Adele Starr (February 10, 1920 - December 10, 2010) organized the Los Angeles chapter of Parents and Friends of Lesbians and Gays in 1976. 
Ida Seltzer, later Adele Starr, was born in Brooklyn, New York, on February 10, 1920, the daughter of an accountant and a homemaker. 
Adele Starr, at the time a Brentwood, California mother of five, became an activist for gay rights and marriage equality in 1974 after her second son, Philip Starr, told her he was gay. 
Los Angeles P-FLAG, founded in 1976, received more than 7,500 letters requesting information. Every letter was answered by a member of the chapter. 
In 1981, members decided to launch a national organization. The first PFLAG office was established in Los Angeles under founding president Adele Starr, who remained president until 1986. 
She died on December 10, 2010, at 90 years old. 
The Mattachine Society, founded in 1950, was an early national gay rights organization in the United States, perhaps preceded only by Chicago's Society for Human Rights. Communist and labor activist Harry Hay formed the group with a collection of male friends in Los Angeles to protect and improve the rights of gay men. Branches formed in other cities, and by 1961 the Society had splintered into regional groups.
GLAAD is an American non-governmental media monitoring organization, founded as a protest against defamatory coverage of LGBT people. Its agenda has since extended to the entertainment industry and its portrayal of these groups. The movement is now known by its initials only, as its full name could be taken as excluding bisexual and transgender issues.
PFLAG is the United States' first and largest organization uniting parents, families, and allies with people who are lesbian, gay, bisexual, transgender, and queer (LGBTQ+). PFLAG National is the national organization, which provides support to the PFLAG network of local chapters. PFLAG has over 400 chapters across the United States, with more than 200,000 members and supporters.
Calpernia Sarah Addams is an American author, actress, musician and spokesperson and activist for transgender rights and issues.
William Dorr Lambert Legg, known as W. Dorr Legg, was an American landscape architect and one of the founders of the United States gay rights movement, then called the homophile movement.
Brenda Howard was an American bisexual rights activist, sex-positive feminist, and polyamorist. She was an important figure in the modern LGBT rights movement.
Julie "J. D." Disalvatore was an American LGBT film and television producer/director and gay rights activist. She was also an animal rights activist.

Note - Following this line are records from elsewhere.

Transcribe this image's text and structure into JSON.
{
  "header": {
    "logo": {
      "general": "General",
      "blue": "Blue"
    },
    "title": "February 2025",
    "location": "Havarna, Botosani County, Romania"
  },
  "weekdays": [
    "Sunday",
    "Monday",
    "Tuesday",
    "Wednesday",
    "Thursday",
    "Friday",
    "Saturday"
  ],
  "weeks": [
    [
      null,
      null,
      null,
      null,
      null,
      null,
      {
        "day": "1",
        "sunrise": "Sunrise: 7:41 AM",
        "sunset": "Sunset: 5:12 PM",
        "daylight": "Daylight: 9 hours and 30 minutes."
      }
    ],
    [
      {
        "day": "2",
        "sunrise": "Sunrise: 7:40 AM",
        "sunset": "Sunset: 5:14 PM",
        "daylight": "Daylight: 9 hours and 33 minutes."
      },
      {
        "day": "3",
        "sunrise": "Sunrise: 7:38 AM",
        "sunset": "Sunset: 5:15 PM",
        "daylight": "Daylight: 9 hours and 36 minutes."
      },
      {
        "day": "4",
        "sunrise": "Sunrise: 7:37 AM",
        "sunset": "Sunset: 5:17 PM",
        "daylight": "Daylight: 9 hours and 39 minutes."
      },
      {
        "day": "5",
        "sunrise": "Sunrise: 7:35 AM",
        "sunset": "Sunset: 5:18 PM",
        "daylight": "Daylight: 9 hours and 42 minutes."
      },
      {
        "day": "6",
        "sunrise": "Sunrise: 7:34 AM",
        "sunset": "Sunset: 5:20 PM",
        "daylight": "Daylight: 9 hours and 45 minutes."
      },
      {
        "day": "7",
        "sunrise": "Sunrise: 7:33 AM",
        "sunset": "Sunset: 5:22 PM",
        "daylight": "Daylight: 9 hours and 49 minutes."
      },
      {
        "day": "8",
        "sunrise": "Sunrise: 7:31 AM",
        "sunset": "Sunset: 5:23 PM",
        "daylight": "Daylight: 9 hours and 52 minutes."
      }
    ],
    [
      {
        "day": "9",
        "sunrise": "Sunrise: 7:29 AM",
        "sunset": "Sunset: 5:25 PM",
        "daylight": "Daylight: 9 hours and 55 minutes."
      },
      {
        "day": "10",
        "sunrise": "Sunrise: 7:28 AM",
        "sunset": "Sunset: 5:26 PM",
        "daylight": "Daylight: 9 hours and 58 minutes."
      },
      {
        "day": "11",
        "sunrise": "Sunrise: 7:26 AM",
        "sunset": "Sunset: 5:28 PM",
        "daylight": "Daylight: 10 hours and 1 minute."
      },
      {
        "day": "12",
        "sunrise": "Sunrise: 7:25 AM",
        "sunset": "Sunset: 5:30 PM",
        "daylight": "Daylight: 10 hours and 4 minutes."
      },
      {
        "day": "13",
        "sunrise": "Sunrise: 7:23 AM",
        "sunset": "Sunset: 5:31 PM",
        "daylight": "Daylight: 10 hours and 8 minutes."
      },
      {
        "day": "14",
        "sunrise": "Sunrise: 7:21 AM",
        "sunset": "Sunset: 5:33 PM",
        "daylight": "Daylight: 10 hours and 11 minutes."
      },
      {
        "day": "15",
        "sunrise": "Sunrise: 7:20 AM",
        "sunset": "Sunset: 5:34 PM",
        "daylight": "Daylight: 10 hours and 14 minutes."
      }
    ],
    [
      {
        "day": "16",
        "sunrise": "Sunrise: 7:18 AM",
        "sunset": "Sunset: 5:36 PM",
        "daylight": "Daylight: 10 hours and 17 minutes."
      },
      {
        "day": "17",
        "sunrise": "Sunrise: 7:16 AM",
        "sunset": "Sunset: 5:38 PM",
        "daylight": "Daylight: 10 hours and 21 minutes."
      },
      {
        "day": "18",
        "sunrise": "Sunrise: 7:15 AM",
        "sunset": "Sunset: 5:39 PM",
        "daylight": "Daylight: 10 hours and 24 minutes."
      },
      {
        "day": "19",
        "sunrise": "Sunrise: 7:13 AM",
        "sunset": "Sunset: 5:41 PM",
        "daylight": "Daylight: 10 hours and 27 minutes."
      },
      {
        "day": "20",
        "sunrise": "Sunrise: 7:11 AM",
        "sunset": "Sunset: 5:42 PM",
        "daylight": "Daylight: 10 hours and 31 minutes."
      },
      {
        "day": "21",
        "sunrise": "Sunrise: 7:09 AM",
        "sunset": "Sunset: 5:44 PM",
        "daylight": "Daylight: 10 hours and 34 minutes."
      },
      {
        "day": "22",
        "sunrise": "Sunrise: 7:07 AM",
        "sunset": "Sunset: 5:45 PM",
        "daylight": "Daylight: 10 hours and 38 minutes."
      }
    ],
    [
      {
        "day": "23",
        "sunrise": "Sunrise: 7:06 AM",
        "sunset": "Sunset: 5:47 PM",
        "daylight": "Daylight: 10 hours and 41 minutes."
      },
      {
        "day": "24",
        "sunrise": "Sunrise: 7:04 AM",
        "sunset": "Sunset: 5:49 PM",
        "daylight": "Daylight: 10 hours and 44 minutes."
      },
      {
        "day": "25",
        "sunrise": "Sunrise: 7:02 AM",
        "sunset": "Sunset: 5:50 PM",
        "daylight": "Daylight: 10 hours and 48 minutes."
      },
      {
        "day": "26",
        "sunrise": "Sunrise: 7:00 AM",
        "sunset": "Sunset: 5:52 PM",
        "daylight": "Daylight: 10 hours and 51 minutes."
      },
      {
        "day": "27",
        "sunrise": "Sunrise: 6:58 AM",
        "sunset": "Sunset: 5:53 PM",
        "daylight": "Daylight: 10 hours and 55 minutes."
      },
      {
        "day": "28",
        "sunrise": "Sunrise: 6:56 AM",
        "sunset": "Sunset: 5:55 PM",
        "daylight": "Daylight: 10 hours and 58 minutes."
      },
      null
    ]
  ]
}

She was openly lesbian.
LGBT movements in the United States comprise an interwoven history of lesbian, gay, bisexual, transgender and allied movements in the United States of America, beginning in the early 20th century and influential in achieving social progress for lesbian, gay, bisexual, transgender and transsexual people.
Margaret "Midge" Costanza was an American Presidential advisor, social and political activist. A lifelong champion of gay and women's rights, she was known for her wit, outspoken manner and commitment to her convictions.
Ivy Bottini was an American activist for women's rights and LGBT rights, and a visual artist.
This article addresses the history of bisexuality in the United States. It covers this history beginning in 1892, which is when the first English-language use of the word "bisexual" to refer to sexual orientation occurred.
Gloria Johnson was an important figure within the LGBT community in San Diego, California.
Jeanne Sobelson Manford was an American schoolteacher and activist. She co-founded the support group organization, PFLAG, for which she was awarded the 2012 Presidential Citizens Medal.
Jeanne Córdova was an American trailblazer of the lesbian and gay rights movement, founder of The Lesbian Tide, and a founder of the West Coast LGBT movement. Córdova was a second-wave feminist lesbian activist and proud butch.
Paulette Goodman was the President of Parents, Friends and Family of Lesbians and Gays (PFLAG) from 1988 to 1992. She led the campaign to get PFLAG ads displayed on DC Metro buses.
The following is a timeline of lesbian, gay, bisexual, and transgender (LGBT) history, in the 20th century.
Mary Griffith was an American LGBT rights activist whose son, Bobby, died by suicide due to her religious intolerance. Following his suicide, Griffith became a longstanding LGBT rights activist.